» **What is needed**
Look through the listing below and give the number of lines in which "content" occurs, nothing more.

** Opening Entries provided block **

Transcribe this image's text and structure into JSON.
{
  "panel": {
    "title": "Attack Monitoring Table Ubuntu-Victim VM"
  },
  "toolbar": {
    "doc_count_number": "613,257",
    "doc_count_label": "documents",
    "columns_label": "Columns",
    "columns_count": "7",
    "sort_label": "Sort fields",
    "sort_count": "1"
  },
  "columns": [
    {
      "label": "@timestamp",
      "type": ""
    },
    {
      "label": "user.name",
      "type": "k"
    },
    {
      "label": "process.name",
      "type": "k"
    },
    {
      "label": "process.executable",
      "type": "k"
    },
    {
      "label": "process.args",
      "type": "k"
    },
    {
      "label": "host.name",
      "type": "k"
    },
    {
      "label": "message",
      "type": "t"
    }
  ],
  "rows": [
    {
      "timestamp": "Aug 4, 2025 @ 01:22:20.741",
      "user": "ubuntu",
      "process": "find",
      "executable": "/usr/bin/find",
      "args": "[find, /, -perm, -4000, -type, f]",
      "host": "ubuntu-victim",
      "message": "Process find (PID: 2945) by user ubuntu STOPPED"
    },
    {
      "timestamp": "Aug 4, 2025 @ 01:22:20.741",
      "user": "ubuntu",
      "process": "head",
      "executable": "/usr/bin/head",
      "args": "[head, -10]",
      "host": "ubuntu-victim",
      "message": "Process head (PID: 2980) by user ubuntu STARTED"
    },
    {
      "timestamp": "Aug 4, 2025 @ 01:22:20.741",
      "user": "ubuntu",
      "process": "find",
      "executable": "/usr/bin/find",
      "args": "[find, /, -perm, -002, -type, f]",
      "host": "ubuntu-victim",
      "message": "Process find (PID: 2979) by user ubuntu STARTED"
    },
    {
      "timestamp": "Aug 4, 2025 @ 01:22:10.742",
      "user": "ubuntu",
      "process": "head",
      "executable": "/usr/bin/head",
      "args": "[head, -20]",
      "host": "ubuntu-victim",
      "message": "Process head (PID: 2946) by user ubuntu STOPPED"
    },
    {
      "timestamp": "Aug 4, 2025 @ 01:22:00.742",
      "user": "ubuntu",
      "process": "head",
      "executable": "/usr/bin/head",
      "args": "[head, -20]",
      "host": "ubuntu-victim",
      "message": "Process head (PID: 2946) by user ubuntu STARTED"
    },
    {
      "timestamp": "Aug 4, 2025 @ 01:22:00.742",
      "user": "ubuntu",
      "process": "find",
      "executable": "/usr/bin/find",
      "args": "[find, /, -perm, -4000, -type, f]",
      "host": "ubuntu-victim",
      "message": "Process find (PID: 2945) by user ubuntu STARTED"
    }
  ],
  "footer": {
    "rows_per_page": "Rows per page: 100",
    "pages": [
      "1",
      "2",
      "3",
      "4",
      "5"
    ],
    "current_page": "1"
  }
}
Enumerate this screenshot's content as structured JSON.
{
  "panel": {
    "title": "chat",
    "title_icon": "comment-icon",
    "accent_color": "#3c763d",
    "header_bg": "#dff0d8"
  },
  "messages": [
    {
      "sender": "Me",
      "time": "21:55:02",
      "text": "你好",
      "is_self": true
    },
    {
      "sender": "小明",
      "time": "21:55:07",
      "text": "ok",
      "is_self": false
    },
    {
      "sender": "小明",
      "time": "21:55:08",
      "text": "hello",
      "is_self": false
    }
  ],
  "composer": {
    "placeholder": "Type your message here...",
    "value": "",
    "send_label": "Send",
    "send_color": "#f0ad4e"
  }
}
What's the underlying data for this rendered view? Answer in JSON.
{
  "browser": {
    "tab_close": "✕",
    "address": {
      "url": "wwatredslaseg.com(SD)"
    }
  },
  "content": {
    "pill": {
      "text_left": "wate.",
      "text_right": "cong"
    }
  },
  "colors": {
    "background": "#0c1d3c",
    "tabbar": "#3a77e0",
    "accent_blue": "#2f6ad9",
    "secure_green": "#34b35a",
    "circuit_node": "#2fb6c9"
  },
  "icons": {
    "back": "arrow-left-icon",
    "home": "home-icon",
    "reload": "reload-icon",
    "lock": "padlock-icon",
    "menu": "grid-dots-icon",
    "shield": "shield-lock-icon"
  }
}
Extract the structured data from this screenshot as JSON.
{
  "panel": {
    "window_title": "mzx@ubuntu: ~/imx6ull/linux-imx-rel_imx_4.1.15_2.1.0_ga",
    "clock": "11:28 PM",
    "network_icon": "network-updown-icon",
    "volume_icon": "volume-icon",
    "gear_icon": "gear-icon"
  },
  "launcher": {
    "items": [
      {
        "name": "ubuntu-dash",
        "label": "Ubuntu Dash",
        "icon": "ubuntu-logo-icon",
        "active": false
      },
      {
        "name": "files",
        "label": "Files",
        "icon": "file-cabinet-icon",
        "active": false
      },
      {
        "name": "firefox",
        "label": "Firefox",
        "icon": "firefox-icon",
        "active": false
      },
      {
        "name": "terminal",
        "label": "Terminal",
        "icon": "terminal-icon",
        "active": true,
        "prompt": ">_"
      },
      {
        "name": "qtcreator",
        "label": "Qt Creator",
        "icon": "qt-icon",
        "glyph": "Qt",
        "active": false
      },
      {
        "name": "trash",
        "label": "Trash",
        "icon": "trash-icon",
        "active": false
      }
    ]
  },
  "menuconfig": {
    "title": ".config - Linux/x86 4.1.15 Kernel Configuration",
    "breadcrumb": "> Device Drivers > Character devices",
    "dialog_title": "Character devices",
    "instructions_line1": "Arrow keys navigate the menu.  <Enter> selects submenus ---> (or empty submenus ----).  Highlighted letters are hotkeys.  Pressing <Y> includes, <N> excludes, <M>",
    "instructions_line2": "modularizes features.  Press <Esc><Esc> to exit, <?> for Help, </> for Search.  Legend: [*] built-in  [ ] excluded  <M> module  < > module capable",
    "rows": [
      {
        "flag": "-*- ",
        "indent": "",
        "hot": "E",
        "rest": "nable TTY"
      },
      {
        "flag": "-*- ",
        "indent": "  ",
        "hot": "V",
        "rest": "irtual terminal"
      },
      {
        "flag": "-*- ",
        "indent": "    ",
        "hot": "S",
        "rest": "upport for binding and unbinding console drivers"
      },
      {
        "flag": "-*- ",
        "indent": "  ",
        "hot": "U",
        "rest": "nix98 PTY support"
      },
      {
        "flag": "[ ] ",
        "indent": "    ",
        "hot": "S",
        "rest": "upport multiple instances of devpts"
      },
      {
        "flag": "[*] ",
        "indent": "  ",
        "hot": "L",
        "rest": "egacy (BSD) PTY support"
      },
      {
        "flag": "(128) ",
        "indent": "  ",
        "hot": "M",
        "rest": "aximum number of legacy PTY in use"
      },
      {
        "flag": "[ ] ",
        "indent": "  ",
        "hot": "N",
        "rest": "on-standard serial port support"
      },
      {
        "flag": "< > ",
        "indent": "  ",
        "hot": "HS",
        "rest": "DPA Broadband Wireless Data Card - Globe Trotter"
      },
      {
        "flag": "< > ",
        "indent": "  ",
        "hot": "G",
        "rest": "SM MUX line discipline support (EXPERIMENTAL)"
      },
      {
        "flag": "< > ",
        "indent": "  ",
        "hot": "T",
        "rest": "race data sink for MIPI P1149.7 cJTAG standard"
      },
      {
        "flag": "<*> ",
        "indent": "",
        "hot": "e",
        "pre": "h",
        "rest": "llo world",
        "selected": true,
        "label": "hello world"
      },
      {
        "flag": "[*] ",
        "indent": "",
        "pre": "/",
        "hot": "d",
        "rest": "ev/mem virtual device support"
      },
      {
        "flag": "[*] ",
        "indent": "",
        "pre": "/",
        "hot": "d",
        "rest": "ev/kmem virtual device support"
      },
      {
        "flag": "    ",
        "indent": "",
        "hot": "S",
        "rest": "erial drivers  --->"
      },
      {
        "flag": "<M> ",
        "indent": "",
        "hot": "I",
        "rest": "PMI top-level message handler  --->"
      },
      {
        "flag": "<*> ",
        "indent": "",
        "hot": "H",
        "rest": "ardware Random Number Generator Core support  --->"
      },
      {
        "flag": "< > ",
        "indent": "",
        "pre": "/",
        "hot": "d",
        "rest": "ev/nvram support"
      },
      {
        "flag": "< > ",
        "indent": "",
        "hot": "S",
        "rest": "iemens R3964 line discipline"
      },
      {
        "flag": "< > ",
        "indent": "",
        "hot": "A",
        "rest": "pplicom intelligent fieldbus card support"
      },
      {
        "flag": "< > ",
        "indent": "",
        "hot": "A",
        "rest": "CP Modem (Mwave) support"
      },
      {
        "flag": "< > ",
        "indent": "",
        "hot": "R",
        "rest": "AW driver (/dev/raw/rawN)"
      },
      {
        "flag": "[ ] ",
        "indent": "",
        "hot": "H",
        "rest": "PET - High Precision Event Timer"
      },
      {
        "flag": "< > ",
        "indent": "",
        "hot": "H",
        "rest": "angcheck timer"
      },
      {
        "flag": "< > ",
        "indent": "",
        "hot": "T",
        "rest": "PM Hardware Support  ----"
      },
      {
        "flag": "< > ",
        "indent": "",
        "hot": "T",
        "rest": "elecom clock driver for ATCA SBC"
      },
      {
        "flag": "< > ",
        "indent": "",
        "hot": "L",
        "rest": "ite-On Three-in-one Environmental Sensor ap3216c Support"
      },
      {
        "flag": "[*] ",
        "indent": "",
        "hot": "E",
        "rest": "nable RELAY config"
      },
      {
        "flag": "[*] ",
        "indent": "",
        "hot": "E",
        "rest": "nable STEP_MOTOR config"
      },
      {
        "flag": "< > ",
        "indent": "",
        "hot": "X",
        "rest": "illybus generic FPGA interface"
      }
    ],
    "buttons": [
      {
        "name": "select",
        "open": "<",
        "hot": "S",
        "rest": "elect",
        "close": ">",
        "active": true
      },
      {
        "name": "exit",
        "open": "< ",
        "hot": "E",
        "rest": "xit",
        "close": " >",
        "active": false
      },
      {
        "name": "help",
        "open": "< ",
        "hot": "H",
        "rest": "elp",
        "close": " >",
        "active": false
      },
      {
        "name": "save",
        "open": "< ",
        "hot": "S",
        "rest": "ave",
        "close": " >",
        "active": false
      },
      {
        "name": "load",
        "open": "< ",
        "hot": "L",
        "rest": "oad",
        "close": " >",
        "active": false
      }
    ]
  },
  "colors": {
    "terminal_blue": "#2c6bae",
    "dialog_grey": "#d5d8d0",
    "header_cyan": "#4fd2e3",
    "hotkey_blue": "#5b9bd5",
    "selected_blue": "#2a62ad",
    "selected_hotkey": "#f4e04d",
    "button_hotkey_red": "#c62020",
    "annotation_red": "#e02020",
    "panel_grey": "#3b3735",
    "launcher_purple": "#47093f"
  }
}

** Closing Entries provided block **

» **Exercise output**
2